Data analysts with an ear to the job market will have seen a steady stream of positions vacant at the mysterious Solution 49x.
It’s a new unit of audit firm KPMG that promises to embed “artificial intelligence, machine-based learning, cognitive computing, advanced analytics, probabilistic reasoning and deterministic business rules management into core processes and functions within a client organisation".
And it is growing rapidly, hiring some 30 staff since it launched into the market in October 2015.
Solution 49x lead partner Rod Bryan sees the unit’s role as finding practical ways to embed and eke value from artificial intelligence and other forms of advanced data processing in the enterprise.
“Analytics in and of itself adds value to an organisation but actually ensuring that an organisation makes use of the outcomes is a very different question,” Bryan said.
“It’s a little bit like being smart is one thing, but being practical and smart is another. Clients in our experience are really saying ‘I’ve got so much analytics that actually more insight doesn’t really solve more of a problem for me’.
“There are now enough people in the market place that have twigged to the fact that more insight doesn’t change what a business chooses to do, and it’s those people that are beginning to ask the really fundamental questions around how to actually change an outcome as opposed to add more insight."
Bryan cites an example around customer data: “Knowing more about your customer is really interesting, but knowing how to process-orient that and have it so that as a customer I feel the difference in the experience I had as a customer - that’s a very different equation.
"That’s what we’re dealing with [at Solution 49x]."
Bryan said the company is attempting to “hire as many good people as we can find” in its fast-paced AI recruitment drive.
“We’ve just hired another two machine learning specialists this past week, and we will continue to do that as we find the right people,” he said.
For Solution 49x’s “right” person, deep analytics skills are a given. However, the unit is also chasing a subset of people with broader abilities.
“We want really deep specialists but people who can pragmatically move from creating a specific insight to working on how to embed that insight in a business process and solve a real question for the business on a continuing – not one-off – basis," Bryan said.
“We tend to be [after an] interesting mix of architects, analytical consultants at a process level, and those with deep analytics skills along with a surrounding flavour of some specific application skills.”
The unit is also able to lean on “a very extensive network of people” externally, as well as other internal KPMG resources, such as the firm’s data and analytics group for ETL (extract, transform, load) skills.
“ETL’s a really important part of a total solution and we don’t want to double up on those skills when they’re readily available in the firm,” Bryan said.
“We leverage the broader capabilities of KPMG where possible. It’s a classic hub and spoke model."

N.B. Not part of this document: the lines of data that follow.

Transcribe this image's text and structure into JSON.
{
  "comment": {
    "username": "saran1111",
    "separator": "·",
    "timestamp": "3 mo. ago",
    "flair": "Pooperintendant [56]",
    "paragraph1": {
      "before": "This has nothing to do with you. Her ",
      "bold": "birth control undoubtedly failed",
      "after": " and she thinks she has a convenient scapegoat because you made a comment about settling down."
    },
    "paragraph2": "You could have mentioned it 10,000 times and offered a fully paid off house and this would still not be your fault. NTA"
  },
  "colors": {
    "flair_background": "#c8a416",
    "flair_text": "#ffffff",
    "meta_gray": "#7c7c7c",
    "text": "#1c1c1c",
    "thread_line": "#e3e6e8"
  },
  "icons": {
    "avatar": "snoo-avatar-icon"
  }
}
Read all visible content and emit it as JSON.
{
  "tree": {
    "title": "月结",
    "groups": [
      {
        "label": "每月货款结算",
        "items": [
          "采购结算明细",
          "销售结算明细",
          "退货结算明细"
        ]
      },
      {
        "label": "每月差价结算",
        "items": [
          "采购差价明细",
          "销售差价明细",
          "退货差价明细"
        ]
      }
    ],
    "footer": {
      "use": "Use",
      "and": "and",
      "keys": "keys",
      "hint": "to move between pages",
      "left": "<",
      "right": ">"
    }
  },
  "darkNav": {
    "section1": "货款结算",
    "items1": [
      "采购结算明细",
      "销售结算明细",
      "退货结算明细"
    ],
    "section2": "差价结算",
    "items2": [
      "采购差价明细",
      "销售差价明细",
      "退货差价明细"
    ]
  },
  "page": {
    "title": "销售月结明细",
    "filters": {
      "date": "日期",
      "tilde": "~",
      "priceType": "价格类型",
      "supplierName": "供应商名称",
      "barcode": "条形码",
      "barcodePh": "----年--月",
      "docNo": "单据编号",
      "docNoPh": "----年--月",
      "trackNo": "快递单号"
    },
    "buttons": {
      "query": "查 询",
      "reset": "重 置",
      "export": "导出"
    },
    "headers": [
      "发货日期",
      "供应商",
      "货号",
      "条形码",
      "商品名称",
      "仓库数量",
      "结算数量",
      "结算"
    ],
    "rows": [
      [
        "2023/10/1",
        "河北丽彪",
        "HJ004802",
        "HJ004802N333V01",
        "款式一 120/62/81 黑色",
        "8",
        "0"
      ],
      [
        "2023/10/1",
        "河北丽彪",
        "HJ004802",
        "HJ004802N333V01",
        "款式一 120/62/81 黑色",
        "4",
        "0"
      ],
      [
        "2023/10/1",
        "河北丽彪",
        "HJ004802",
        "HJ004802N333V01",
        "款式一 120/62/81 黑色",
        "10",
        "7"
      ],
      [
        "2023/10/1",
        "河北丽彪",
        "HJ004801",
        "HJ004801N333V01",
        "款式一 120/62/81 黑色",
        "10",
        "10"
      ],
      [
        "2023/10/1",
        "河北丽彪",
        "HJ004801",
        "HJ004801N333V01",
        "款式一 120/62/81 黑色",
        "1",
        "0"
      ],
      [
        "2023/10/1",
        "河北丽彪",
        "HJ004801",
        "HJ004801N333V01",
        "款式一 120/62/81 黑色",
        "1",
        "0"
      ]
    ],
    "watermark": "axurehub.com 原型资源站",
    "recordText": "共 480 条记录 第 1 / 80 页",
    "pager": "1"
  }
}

The Watson experiments
Earlier this year, KPMG signed on to apply IBM’s Watson cognitive capabilities to its own professional services offerings in the US and UK. Last week it extended the agreement to cover Australia.
One of the early initiatives is around teaching Watson to assess and audit large volumes of financial information.
“Strategically, Watson is really key to us but it’s early days,” Bryan said.
“We’re currently skilling up and have begun the journey of putting it into practice in terms of the work that we’re doing.
“In three months’ time we’ll have very specific examples we can talk to but at the moment it’s still very early."
While KPMG is a user of Watson, Bryan said KPMG is doing so for its own benefit, rather than as a kind of “dogfooding” vehicle to learn about how the technology might be applicable to its customers’ environments.
“Dogfooding is true but it’s discrete to what we’re doing in the client world as well,” he said.
“We’re not learning about Watson internally to take it to market. What we’re doing is developing the transformation of our own business with cognitive capabilities where appropriate and we are doing the same for our client base.”
KPMG sees Watson as “a very sophisticated cognitive platform”, Bryan says.
“The reason we’re keen on Watson and have chosen it as a platform for our own work is the open APIs, the natural language processing, the sheer scale of the platform itself, and the fact that there is so much investment to make Watson globally available through the IBM organisation,” he said.
“It is also a truly cognitive platform. What I mean by that is it has the intelligence to rationalise and ‘think’ in a cognitive sense.”
Even so, the firm isn’t getting too carried away - it is more likely to hedge its bets on cognitive and other AI platforms.
“There are a number of cognitive platforms coming down [the pipeline]. It isn’t just [about] Watson,” Bryan said.
“Our view is that while our internal project to transform our own business is definitely aligned to Watson, we’re also working with other organisations that have cognitive capabilities to create the best option when it comes to our client requirements.”